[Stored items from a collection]
_ _ _

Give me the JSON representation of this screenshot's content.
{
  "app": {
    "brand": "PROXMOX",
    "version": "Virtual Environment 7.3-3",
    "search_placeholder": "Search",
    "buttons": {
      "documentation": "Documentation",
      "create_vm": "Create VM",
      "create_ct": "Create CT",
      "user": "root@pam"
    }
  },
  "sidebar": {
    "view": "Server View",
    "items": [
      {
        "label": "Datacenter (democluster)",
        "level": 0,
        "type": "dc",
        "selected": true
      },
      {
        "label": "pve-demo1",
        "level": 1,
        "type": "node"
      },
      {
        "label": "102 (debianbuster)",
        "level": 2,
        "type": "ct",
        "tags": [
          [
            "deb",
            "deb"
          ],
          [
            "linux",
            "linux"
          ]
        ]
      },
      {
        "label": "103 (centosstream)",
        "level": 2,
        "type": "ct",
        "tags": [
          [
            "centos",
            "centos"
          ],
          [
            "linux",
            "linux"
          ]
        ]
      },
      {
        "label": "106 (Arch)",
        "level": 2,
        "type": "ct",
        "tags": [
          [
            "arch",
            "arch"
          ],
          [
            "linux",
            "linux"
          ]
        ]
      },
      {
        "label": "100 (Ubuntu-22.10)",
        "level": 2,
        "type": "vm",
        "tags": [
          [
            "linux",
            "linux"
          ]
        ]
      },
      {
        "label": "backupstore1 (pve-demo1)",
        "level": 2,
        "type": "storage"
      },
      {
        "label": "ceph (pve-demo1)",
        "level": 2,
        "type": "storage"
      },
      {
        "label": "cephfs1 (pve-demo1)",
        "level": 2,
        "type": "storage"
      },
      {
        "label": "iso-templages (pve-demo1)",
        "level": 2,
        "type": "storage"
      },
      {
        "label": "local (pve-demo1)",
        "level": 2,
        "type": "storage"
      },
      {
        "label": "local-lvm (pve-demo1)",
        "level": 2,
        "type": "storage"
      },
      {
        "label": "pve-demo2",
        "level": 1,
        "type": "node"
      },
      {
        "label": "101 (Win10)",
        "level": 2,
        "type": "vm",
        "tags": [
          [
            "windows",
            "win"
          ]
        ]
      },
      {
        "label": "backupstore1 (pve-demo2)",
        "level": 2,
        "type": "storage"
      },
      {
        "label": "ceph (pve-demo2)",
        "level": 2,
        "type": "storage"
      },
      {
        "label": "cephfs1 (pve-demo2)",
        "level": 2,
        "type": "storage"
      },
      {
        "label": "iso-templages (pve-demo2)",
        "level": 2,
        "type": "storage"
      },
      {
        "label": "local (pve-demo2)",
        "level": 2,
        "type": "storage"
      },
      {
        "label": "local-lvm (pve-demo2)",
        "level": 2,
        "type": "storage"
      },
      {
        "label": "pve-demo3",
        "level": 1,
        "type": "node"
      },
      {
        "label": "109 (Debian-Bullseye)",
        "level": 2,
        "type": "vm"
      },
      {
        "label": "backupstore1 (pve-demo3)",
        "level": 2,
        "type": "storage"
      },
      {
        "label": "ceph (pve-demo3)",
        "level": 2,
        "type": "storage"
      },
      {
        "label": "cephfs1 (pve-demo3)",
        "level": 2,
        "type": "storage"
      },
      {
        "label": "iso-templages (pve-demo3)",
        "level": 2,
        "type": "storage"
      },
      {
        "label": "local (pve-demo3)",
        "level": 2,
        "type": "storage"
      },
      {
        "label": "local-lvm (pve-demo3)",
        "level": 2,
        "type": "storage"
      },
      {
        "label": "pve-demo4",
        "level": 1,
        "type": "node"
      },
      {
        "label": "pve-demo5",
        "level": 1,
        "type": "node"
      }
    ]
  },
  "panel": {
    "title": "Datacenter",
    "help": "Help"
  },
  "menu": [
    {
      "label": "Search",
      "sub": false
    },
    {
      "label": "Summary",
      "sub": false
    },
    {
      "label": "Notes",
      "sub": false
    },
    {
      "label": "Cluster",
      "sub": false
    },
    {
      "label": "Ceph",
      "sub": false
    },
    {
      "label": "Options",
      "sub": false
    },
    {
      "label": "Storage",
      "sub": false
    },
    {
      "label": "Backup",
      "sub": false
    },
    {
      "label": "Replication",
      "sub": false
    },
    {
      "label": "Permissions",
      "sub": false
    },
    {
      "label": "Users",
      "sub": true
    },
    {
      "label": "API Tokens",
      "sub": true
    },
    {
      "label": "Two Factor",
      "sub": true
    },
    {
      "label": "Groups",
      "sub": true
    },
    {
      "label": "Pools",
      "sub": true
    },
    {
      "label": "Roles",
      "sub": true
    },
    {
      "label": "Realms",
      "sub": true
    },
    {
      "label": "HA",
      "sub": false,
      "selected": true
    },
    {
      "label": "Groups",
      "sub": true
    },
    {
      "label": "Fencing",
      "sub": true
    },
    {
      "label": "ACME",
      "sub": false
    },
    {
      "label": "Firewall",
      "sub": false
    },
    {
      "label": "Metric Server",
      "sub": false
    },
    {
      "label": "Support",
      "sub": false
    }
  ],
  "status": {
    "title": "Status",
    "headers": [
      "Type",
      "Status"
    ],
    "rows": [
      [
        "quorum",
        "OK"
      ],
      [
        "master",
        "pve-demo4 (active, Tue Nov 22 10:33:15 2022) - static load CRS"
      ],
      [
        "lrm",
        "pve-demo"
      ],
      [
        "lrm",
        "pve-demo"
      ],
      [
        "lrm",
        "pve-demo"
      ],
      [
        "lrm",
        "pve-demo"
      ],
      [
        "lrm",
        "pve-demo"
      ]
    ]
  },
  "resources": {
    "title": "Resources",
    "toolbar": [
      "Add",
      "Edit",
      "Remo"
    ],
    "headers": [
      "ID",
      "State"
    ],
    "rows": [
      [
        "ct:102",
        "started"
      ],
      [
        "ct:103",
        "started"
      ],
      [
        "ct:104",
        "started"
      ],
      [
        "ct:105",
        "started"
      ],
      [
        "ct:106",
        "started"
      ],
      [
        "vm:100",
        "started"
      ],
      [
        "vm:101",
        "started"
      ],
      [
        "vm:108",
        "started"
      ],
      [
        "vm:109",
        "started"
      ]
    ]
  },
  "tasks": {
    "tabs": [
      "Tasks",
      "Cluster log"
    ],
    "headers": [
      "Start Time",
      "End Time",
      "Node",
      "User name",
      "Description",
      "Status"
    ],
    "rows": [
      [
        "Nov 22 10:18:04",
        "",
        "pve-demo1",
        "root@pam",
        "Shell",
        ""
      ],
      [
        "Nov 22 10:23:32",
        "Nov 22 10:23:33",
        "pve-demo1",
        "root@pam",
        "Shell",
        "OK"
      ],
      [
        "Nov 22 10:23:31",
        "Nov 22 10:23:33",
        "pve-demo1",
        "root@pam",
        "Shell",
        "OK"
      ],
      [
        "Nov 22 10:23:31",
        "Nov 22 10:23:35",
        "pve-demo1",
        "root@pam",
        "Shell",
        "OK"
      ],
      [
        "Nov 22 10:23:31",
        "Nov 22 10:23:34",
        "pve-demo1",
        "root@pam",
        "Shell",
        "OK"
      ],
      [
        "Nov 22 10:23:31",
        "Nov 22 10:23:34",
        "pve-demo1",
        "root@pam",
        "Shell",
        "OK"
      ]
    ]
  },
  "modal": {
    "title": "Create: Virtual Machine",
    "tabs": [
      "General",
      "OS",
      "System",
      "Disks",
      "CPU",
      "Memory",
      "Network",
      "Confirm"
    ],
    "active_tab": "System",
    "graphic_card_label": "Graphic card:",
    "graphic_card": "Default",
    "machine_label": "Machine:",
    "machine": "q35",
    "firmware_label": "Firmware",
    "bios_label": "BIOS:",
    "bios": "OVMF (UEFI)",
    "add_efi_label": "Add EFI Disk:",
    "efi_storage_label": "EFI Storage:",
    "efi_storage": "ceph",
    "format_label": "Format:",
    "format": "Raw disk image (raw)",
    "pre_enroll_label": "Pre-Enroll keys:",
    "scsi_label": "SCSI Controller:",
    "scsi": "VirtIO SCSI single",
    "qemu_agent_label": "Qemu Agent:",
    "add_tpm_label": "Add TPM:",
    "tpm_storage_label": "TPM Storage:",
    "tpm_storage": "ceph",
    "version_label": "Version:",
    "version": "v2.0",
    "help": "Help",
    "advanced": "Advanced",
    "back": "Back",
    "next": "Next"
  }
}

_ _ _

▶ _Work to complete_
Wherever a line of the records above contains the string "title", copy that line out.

▶ _Output for this task_
    "title": "Datacenter",
    "title": "Status",
    "title": "Resources",
    "title": "Create: Virtual Machine",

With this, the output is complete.